### ENTRIES PROVIDED

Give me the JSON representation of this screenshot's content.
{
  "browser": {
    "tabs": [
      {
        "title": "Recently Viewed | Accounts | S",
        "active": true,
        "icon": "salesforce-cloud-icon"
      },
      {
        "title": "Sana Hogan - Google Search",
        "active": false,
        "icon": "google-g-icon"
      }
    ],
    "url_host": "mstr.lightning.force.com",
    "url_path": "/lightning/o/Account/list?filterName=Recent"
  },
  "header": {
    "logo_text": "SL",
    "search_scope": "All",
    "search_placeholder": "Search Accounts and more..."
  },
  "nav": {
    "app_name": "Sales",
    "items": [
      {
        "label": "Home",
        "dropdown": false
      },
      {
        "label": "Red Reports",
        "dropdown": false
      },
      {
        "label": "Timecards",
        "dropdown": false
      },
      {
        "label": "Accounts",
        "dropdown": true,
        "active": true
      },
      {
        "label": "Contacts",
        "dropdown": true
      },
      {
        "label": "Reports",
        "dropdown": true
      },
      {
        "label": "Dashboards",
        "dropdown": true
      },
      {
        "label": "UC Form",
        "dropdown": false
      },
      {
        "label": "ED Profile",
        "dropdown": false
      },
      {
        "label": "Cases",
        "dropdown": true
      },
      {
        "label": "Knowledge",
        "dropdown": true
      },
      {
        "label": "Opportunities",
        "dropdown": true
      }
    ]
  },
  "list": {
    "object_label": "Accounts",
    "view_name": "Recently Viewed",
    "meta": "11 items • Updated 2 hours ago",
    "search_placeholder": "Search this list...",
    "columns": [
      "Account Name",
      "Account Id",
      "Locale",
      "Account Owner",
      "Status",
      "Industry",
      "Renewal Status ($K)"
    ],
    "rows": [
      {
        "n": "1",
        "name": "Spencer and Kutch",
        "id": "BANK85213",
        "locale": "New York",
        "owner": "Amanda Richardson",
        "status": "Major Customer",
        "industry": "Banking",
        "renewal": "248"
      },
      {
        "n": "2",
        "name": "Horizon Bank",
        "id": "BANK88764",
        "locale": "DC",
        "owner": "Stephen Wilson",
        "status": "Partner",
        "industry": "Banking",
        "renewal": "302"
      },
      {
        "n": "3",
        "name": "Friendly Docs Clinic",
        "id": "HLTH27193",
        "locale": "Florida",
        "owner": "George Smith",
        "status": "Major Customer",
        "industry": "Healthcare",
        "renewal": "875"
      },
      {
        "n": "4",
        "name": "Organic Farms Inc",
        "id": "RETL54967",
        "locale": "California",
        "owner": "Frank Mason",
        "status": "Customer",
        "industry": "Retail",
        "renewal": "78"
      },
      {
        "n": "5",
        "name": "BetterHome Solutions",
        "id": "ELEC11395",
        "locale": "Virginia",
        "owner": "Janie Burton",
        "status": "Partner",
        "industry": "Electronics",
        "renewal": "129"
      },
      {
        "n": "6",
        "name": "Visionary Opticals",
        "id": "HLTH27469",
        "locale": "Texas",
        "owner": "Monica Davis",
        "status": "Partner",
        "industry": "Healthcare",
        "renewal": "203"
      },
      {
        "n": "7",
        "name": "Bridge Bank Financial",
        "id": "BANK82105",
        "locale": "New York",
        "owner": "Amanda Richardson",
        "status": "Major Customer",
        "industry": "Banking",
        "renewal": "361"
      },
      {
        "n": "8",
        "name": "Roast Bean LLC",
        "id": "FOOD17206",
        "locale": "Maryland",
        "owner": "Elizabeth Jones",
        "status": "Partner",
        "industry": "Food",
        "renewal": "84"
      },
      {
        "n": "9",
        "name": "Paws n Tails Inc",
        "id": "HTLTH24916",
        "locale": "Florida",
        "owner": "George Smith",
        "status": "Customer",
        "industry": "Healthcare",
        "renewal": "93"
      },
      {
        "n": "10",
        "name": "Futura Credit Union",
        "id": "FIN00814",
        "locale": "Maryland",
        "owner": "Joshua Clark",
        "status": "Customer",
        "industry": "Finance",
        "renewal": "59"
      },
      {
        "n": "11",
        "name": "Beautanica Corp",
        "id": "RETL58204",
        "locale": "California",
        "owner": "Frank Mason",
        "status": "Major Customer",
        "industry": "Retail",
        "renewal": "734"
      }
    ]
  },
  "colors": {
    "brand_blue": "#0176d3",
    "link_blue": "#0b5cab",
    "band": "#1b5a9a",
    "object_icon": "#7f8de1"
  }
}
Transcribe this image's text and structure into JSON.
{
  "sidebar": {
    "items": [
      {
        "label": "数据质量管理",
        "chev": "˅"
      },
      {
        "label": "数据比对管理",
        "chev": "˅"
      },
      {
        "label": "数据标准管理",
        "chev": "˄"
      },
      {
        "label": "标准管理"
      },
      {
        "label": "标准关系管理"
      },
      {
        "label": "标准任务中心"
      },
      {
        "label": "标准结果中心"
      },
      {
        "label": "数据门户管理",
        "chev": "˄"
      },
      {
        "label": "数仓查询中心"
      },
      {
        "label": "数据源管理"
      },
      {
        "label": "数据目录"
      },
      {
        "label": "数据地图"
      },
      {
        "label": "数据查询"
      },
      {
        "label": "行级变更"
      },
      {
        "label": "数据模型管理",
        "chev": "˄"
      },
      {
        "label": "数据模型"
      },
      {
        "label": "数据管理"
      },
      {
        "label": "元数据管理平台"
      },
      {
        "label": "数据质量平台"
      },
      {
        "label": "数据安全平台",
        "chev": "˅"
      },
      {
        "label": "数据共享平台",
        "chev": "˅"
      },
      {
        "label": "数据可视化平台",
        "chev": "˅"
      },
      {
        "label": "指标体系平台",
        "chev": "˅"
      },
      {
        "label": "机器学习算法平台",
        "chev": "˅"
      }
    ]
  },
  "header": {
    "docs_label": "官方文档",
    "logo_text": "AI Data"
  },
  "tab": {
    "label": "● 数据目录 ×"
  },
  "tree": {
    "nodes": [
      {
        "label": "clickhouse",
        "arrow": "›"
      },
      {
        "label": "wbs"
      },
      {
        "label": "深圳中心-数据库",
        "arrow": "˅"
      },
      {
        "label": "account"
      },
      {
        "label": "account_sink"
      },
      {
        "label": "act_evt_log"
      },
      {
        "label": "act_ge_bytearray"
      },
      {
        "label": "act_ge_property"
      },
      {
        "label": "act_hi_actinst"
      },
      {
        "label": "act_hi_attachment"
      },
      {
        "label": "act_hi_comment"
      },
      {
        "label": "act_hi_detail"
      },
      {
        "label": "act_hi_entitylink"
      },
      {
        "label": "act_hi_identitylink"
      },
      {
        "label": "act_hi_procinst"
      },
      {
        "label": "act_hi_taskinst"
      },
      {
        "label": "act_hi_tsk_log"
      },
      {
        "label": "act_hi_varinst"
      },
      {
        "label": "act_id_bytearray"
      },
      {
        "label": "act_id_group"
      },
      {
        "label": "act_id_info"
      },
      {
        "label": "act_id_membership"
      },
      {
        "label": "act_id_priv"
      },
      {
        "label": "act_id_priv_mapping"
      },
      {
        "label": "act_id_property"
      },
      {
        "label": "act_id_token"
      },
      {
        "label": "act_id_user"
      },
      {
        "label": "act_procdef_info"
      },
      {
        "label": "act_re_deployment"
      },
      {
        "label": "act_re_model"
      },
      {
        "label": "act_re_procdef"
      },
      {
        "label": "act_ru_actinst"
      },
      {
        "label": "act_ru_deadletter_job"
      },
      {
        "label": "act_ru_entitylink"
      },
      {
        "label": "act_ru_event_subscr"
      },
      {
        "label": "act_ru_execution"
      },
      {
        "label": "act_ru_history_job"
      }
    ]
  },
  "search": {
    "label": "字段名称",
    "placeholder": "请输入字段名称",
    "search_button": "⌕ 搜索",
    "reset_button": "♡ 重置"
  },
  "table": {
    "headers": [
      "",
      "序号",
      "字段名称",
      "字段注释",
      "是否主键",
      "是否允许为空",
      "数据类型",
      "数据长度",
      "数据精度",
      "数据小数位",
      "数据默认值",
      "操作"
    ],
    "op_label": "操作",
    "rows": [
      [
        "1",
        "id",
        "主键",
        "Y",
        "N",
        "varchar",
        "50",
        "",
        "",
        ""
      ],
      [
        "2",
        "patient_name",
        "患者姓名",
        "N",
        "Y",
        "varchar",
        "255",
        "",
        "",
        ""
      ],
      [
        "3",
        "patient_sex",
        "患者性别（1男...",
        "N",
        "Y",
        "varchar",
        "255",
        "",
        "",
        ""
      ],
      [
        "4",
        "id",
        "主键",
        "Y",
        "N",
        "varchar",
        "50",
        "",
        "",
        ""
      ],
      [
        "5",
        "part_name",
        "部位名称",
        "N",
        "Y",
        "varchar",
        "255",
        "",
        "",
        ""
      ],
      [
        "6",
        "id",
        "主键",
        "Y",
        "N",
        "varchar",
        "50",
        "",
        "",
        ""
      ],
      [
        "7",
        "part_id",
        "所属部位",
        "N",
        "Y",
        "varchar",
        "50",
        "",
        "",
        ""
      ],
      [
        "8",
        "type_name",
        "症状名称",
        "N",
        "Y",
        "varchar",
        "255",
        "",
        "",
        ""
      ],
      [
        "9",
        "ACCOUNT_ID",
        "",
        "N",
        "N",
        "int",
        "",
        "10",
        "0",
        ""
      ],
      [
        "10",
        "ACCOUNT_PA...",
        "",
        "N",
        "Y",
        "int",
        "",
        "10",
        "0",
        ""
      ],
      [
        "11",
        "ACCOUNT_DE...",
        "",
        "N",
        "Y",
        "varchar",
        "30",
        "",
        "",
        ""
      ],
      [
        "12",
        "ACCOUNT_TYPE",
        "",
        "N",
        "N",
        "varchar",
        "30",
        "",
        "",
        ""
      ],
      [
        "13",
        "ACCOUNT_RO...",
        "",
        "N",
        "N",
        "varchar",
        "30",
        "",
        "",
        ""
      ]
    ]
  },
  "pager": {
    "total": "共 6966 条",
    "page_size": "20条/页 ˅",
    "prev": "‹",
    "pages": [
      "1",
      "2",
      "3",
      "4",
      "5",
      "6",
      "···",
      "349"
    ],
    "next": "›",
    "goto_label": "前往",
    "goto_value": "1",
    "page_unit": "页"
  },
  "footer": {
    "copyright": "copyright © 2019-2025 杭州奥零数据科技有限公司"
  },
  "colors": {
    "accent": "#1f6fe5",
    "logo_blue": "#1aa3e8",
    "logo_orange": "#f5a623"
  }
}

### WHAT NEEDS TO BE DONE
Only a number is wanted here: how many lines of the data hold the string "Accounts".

### TASK OUTPUT
4